“Progress isn’t made by early risers. It’s made by lazy men trying to find easier ways to do something.” ~Robert A. Heinlein

Time travel used to be thought of as just science fiction, but Einstein’s general theory of relativity allows for the possibility that we could warp space-time so much that you could go off in a rocket and return before you set out.

~Stephen Hawking

New Technologies

“Everything is becoming science fiction. From the margins of an almost invisible literature has sprung the intact reality of the 20th century.” J. G. Ballard, “Fictions of Every Kind”

In science fiction, we dream. In order to colonize in space, to rebuild our cities, which are so far out of whack, to tackle any number of problems, we must imagine the future, including the new technologies that are required.

~Ray Bradbury, Playboy, 1996

“There’s more to research than just looking up facts. Eventually, you have to make subjective calls. If you’re writing a science fiction novel, there’s probably some speculative technology in it. You’ll have to decide how to project existing technology forward in a plausible way.” ~Andy Weir

New technologies are rapidly giving rise to unprecedented methods of warfare. Innovations that yesterday were science fiction could cause catastrophe tomorrow, including nanotechnologies, combat robots, and laser weapons.

~Peter Maurer

“The Jetsons had them in the 1960s. They were the defining element of ‘Knight Rider’ in the 1980s: cars that drive themselves. Self-driving cars appear in countless science fiction movies. By Hollywood standards, they are so normal we don’t even notice them. But in real life, they still don’t exist. What if you could buy one today?” Sebastian Thrun

Science Fiction vs Fact

Science fiction is any idea that occurs in the head and doesn’t exist yet, but soon will, and will change everything for everybody, and nothing will ever be the same again. As soon as you have an idea that changes some small part of the world you are writing science fiction. It is always the art of the possible, never the impossible.

~Ray Bradbury, The Paris Review, spring 2010

There’s two tiers of science fiction: the McDonalds sci-fi like Star Trek, where they have an adventure and solve it before the last commercial, and there are books that once you’ve read, you never look at the world the same way again. ~David Gerrold

Everything’s science fiction until someone makes it science fact.

~Marie Lu, Warcross

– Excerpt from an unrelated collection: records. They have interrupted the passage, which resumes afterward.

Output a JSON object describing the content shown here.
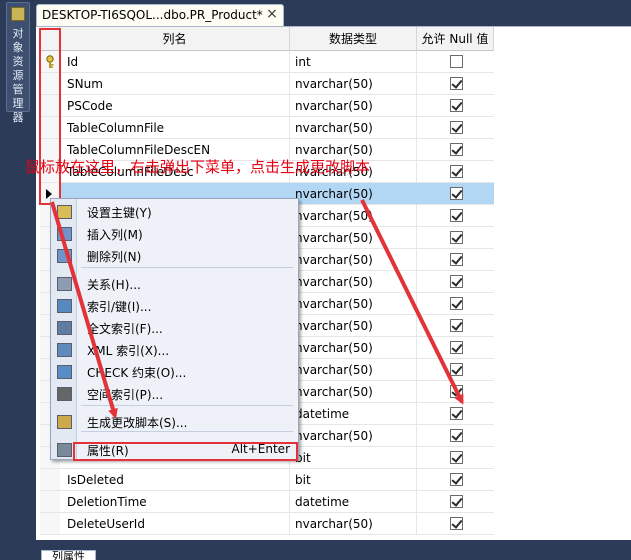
{
  "side_panel": {
    "label": "对象资源管理器"
  },
  "tab": {
    "title": "DESKTOP-TI6SQOL...dbo.PR_Product*",
    "close": "×"
  },
  "columns": {
    "name": "列名",
    "type": "数据类型",
    "nullable": "允许 Null 值"
  },
  "rows": [
    {
      "name": "Id",
      "type": "int",
      "allow_null": false,
      "key": true
    },
    {
      "name": "SNum",
      "type": "nvarchar(50)",
      "allow_null": true
    },
    {
      "name": "PSCode",
      "type": "nvarchar(50)",
      "allow_null": true
    },
    {
      "name": "TableColumnFile",
      "type": "nvarchar(50)",
      "allow_null": true
    },
    {
      "name": "TableColumnFileDescEN",
      "type": "nvarchar(50)",
      "allow_null": true
    },
    {
      "name": "TableColumnFileDesc",
      "type": "nvarchar(50)",
      "allow_null": true
    },
    {
      "name": "",
      "type": "nvarchar(50)",
      "allow_null": true,
      "selected": true
    },
    {
      "name": "",
      "type": "nvarchar(50)",
      "allow_null": true
    },
    {
      "name": "",
      "type": "nvarchar(50)",
      "allow_null": true
    },
    {
      "name": "",
      "type": "nvarchar(50)",
      "allow_null": true
    },
    {
      "name": "",
      "type": "nvarchar(50)",
      "allow_null": true
    },
    {
      "name": "",
      "type": "nvarchar(50)",
      "allow_null": true
    },
    {
      "name": "",
      "type": "nvarchar(50)",
      "allow_null": true
    },
    {
      "name": "",
      "type": "nvarchar(50)",
      "allow_null": true
    },
    {
      "name": "",
      "type": "nvarchar(50)",
      "allow_null": true
    },
    {
      "name": "",
      "type": "nvarchar(50)",
      "allow_null": true
    },
    {
      "name": "",
      "type": "datetime",
      "allow_null": true
    },
    {
      "name": "",
      "type": "nvarchar(50)",
      "allow_null": true
    },
    {
      "name": "",
      "type": "bit",
      "allow_null": true
    },
    {
      "name": "IsDeleted",
      "type": "bit",
      "allow_null": true
    },
    {
      "name": "DeletionTime",
      "type": "datetime",
      "allow_null": true
    },
    {
      "name": "DeleteUserId",
      "type": "nvarchar(50)",
      "allow_null": true
    }
  ],
  "annotation": "鼠标放在这里，右击弹出下菜单，点击生成更改脚本",
  "context_menu": {
    "items": [
      {
        "label": "设置主键(Y)",
        "icon": "key-icon"
      },
      {
        "label": "插入列(M)",
        "icon": "insert-column-icon"
      },
      {
        "label": "删除列(N)",
        "icon": "delete-column-icon"
      },
      {
        "label": "关系(H)...",
        "icon": "relationship-icon"
      },
      {
        "label": "索引/键(I)...",
        "icon": "index-icon"
      },
      {
        "label": "全文索引(F)...",
        "icon": "fulltext-index-icon"
      },
      {
        "label": "XML 索引(X)...",
        "icon": "xml-index-icon"
      },
      {
        "label": "CHECK 约束(O)...",
        "icon": "check-constraint-icon"
      },
      {
        "label": "空间索引(P)...",
        "icon": "spatial-index-icon"
      },
      {
        "label": "生成更改脚本(S)...",
        "icon": "script-icon"
      },
      {
        "label": "属性(R)",
        "icon": "properties-icon",
        "shortcut": "Alt+Enter"
      }
    ]
  },
  "bottom_tab": {
    "label": "列属性"
  },
  "colors": {
    "annotation": "#e60012",
    "highlight_row": "#b2d7f5",
    "frame": "#2b3b58"
  }
}
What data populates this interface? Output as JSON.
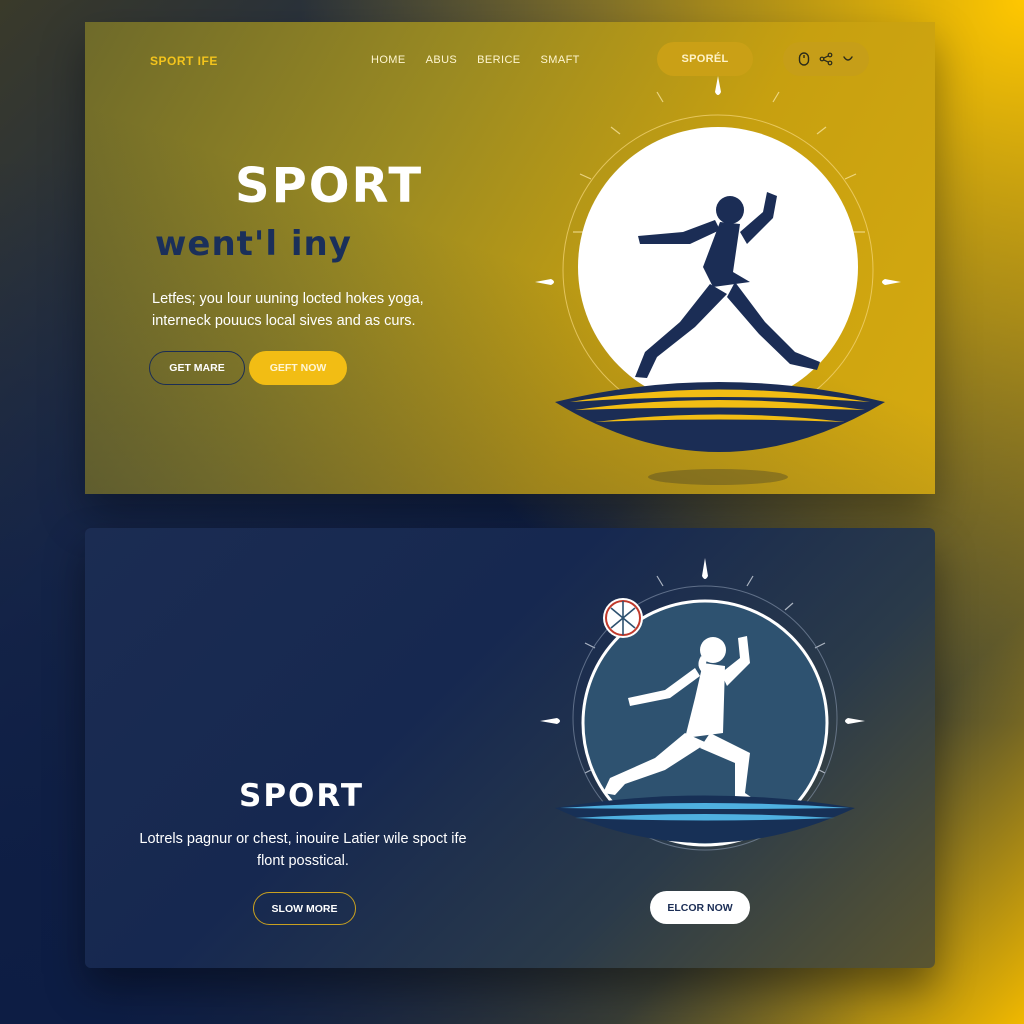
{
  "header": {
    "logo": "SPORT IFE",
    "nav": [
      "HOME",
      "ABUS",
      "BERICE",
      "SMAFT"
    ],
    "cta": "SPORÉL",
    "icons": [
      "mouse-icon",
      "share-icon",
      "heart-icon"
    ]
  },
  "hero": {
    "title": "SPORT",
    "subtitle": "went'l iny",
    "description": "Letfes; you lour uuning locted hokes yoga, interneck pouucs local sives and as curs.",
    "buttons": {
      "secondary": "GET MARE",
      "primary": "GEFT NOW"
    }
  },
  "section2": {
    "title": "SPORT",
    "description": "Lotrels pagnur or chest, inouire Latier wile spoct ife flont posstical.",
    "buttons": {
      "secondary": "SLOW MORE",
      "primary": "ELCOR NOW"
    }
  },
  "colors": {
    "accent": "#f2bd14",
    "navy": "#1b2d55",
    "white": "#ffffff"
  }
}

These quotes on technology and science fiction are shared to give a little inspiration and a little hope. Somewhere, someone is writing (or has written) a story that suggests a possibility that isn’t real—yet. Someone, somewhere, has read a story and is working on the next piece of technology that will change our world for the better.